The meals shown below weren't eaten in the context of tapas bar hopping in the traditional sense. These dishes were eaten at a vacation-appropriate leisurely pace, some more quickly than others, but all were special for their straightforwardness and quality. The small plates trend followers in the U.S. still have a lot to learn from their muses and counterparts in Spain.
Ah, the classic tortilla espanola served for breakfast with the tomato-rubbed bread found around Barcelona. This one at the Bar Central in la Boqueria was among the better of the bunch we tasted.
Taller de Tapas is a popular spot with a couple locations. The El Born Taller is fairly slick and pretty good. Croquetas were dense but not too much of a gut-bomb, and any fried artichoke is always an exciting thing. These were thin, wispy and not entirely edible.
Cal Pep is super popular among the food-savvy tourist set. Some think it's overhyped. Fortunately it's a favorite of our friends who we visited and not far from where they live, so I was happy it gets at least one local stamp of approval.
We started off with a plate of fried sardines, which are amazing to watch the cooks dust in flour and deep fry. Other goodies followed, yet I'm still kicking myself for not treating myself to their version of fried baby artichokes.

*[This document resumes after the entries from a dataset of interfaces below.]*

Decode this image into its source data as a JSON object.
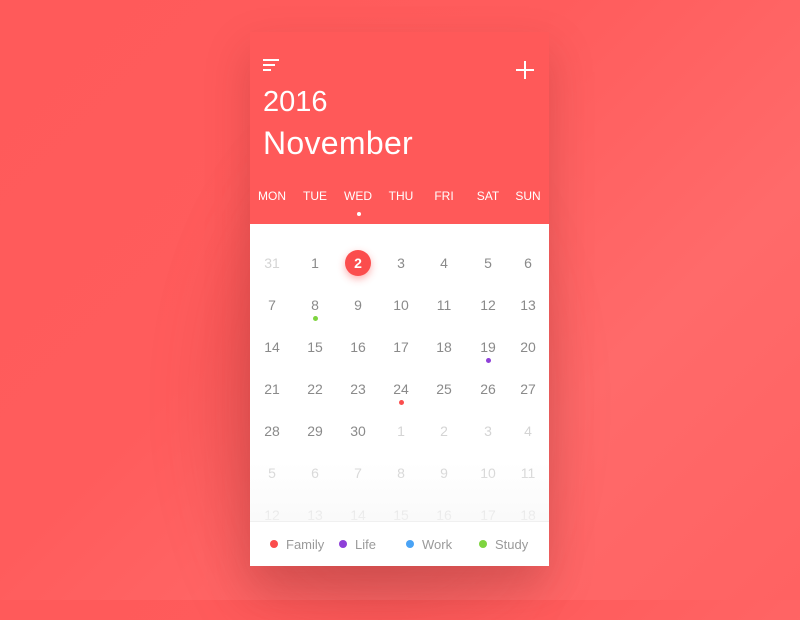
{
  "header": {
    "year": "2016",
    "month": "November",
    "menu_icon": "menu-icon",
    "add_icon": "plus-icon",
    "background_color": "#ff5959"
  },
  "weekdays": [
    "MON",
    "TUE",
    "WED",
    "THU",
    "FRI",
    "SAT",
    "SUN"
  ],
  "current_weekday_index": 2,
  "calendar": {
    "weeks": [
      [
        {
          "d": "31",
          "muted": true
        },
        {
          "d": "1"
        },
        {
          "d": "2",
          "today": true
        },
        {
          "d": "3"
        },
        {
          "d": "4"
        },
        {
          "d": "5"
        },
        {
          "d": "6"
        }
      ],
      [
        {
          "d": "7"
        },
        {
          "d": "8",
          "event": "study"
        },
        {
          "d": "9"
        },
        {
          "d": "10"
        },
        {
          "d": "11"
        },
        {
          "d": "12"
        },
        {
          "d": "13"
        }
      ],
      [
        {
          "d": "14"
        },
        {
          "d": "15"
        },
        {
          "d": "16"
        },
        {
          "d": "17"
        },
        {
          "d": "18"
        },
        {
          "d": "19",
          "event": "life"
        },
        {
          "d": "20"
        }
      ],
      [
        {
          "d": "21"
        },
        {
          "d": "22"
        },
        {
          "d": "23"
        },
        {
          "d": "24",
          "event": "family"
        },
        {
          "d": "25"
        },
        {
          "d": "26"
        },
        {
          "d": "27"
        }
      ],
      [
        {
          "d": "28"
        },
        {
          "d": "29"
        },
        {
          "d": "30"
        },
        {
          "d": "1",
          "muted": true
        },
        {
          "d": "2",
          "muted": true
        },
        {
          "d": "3",
          "muted": true
        },
        {
          "d": "4",
          "muted": true
        }
      ],
      [
        {
          "d": "5",
          "muted": true
        },
        {
          "d": "6",
          "muted": true
        },
        {
          "d": "7",
          "muted": true
        },
        {
          "d": "8",
          "muted": true
        },
        {
          "d": "9",
          "muted": true
        },
        {
          "d": "10",
          "muted": true
        },
        {
          "d": "11",
          "muted": true
        }
      ],
      [
        {
          "d": "12",
          "muted": true
        },
        {
          "d": "13",
          "muted": true
        },
        {
          "d": "14",
          "muted": true
        },
        {
          "d": "15",
          "muted": true
        },
        {
          "d": "16",
          "muted": true
        },
        {
          "d": "17",
          "muted": true
        },
        {
          "d": "18",
          "muted": true
        }
      ]
    ]
  },
  "legend": [
    {
      "key": "family",
      "label": "Family",
      "color": "#fb4d4d"
    },
    {
      "key": "life",
      "label": "Life",
      "color": "#8e3fd8"
    },
    {
      "key": "work",
      "label": "Work",
      "color": "#4aa3f5"
    },
    {
      "key": "study",
      "label": "Study",
      "color": "#7ed43f"
    }
  ]
}
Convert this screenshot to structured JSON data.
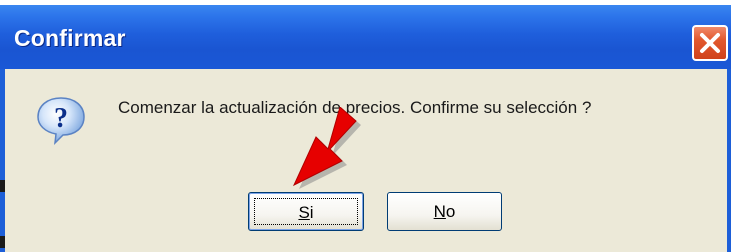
{
  "dialog": {
    "title": "Confirmar",
    "message": "Comenzar la actualización de precios. Confirme su selección ?",
    "icon": "question-icon",
    "close_icon": "close-icon",
    "buttons": {
      "yes": {
        "mnemonic": "S",
        "rest": "i",
        "full": "Si"
      },
      "no": {
        "mnemonic": "N",
        "rest": "o",
        "full": "No"
      }
    }
  },
  "annotation": {
    "arrow_icon": "red-arrow-icon",
    "arrow_color": "#e60000"
  },
  "colors": {
    "titlebar": "#1f5fdc",
    "client": "#ece9d8",
    "close_button": "#e2582e"
  }
}
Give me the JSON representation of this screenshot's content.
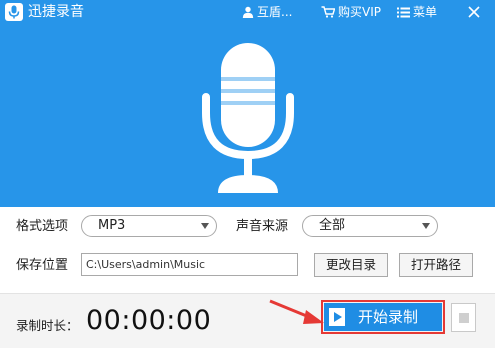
{
  "app": {
    "title": "迅捷录音"
  },
  "titlebar": {
    "user_label": "互盾...",
    "vip_label": "购买VIP",
    "menu_label": "菜单"
  },
  "settings": {
    "format_label": "格式选项",
    "format_value": "MP3",
    "source_label": "声音来源",
    "source_value": "全部",
    "save_label": "保存位置",
    "save_path": "C:\\Users\\admin\\Music",
    "change_dir_label": "更改目录",
    "open_path_label": "打开路径"
  },
  "record": {
    "duration_label": "录制时长：",
    "duration_value": "00:00:00",
    "start_label": "开始录制"
  },
  "colors": {
    "brand_blue": "#2795e9",
    "button_blue": "#1f8de4",
    "annotation_red": "#e53935"
  },
  "icons": {
    "logo": "mic-logo-icon",
    "user": "user-icon",
    "vip": "cart-icon",
    "menu": "menu-icon",
    "close": "close-icon",
    "hero": "microphone-icon",
    "play": "play-icon",
    "stop": "stop-icon"
  }
}
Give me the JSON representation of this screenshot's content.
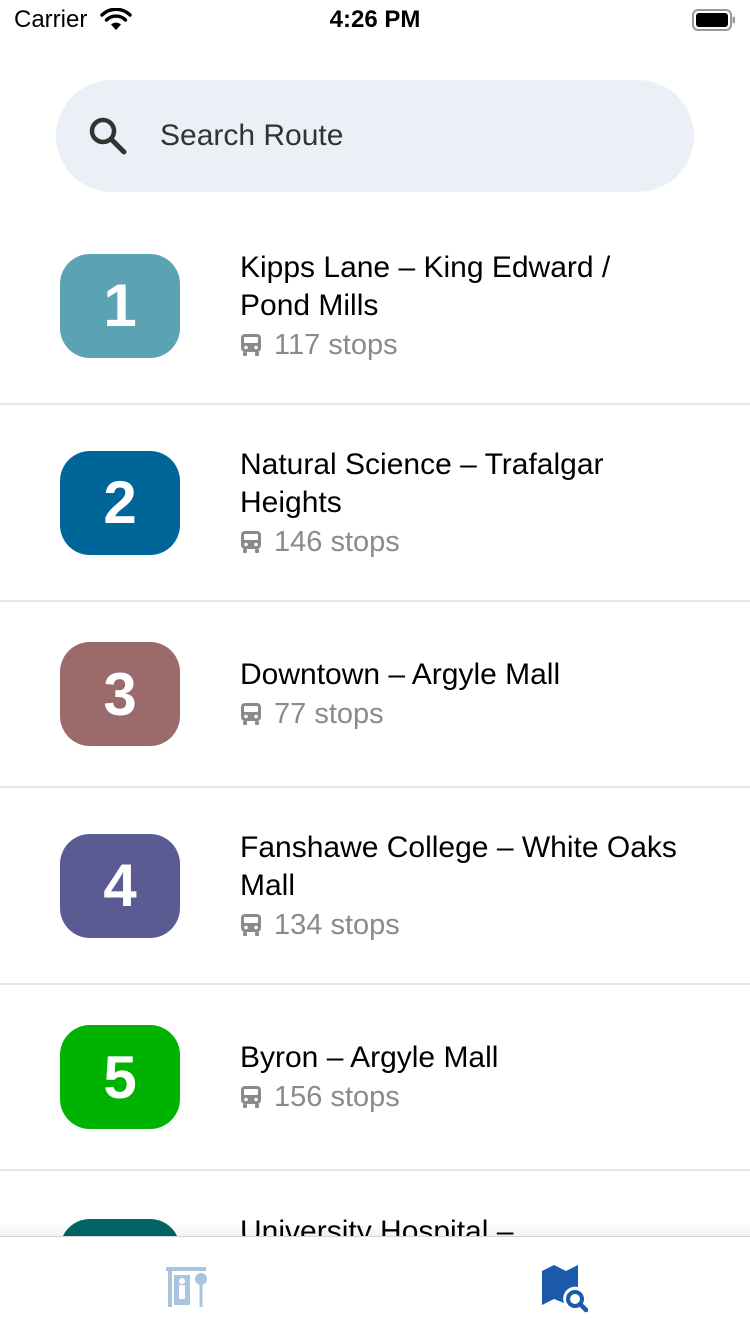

While no microwaves were involved in heating this freshly made tortilla with Cal Pep's special chorizo, leeks, garlic, and aioli, it wouldn't be my first choice if slammed with a hankering the Spanish staple. But bites of it pair very nicely with the succulent almejas with the terra cotta reddish shells.
Cal Pep's crema catalana is considered among the best, so I must not like it very much in general. The runny texture and lemony flavor don't sit well with me. That is, until we get to Comer 24 and experience its foam interpretation...
La Trucha stands out among some of the touristed restaurants near Santa Ana. (Yes, I'm aware I'm part of the problem.) No sauteed setas (wild mushrooms) were available that Sunday, but the stuffed regular button mushrooms cooked with chunks of ham and topped with a dollop of mayo were tasty. The pimientos de guernica popped right off their stems to melt in the mouth.
La Trucha gets bonus points for showing a little love for Chipiona, la tierra of my husband and brother-in-law, who loves this restaurant. A late Sunday return via Metro from the Plaza de Toros in Getafe meant getting rejected from Casa Lucio and Botin.
Wandering along Cava Baja brought us to La Camarilla, a twenty-first century joint with traditional enough food and a "Menu tapeo". Camarilla also has the best bathrooms in Madrid, which are practically set within the excavated ruins visible behind plexiglass partitions. The decor ranks as among the more successful blends of old and contemporary I've seen. They also understand the importance of lighting, an element that seems to be disregarded at many of the places we eat and drink in Spain. Everyone looks good in the diffused incandescent light -- gotta love that. Unfortunately I don't have any pictures of the evening's meal.
Comer 24 sets the bar highest for design plus food plus atmosphere, i.e. their formula made for our best meal of the trip. The tapas spread for the first course of the tasting menu took a clear departure from traditional fare. All of these inventions were successful -- rice and seaweed chips, the cauliflower with raspberries, macadamia nuts dusted with copper, plain ol' olives -- except for the most Adria-like element: olive foam for dipping homemade thick potato chips. No gracias. More to come later about this gem.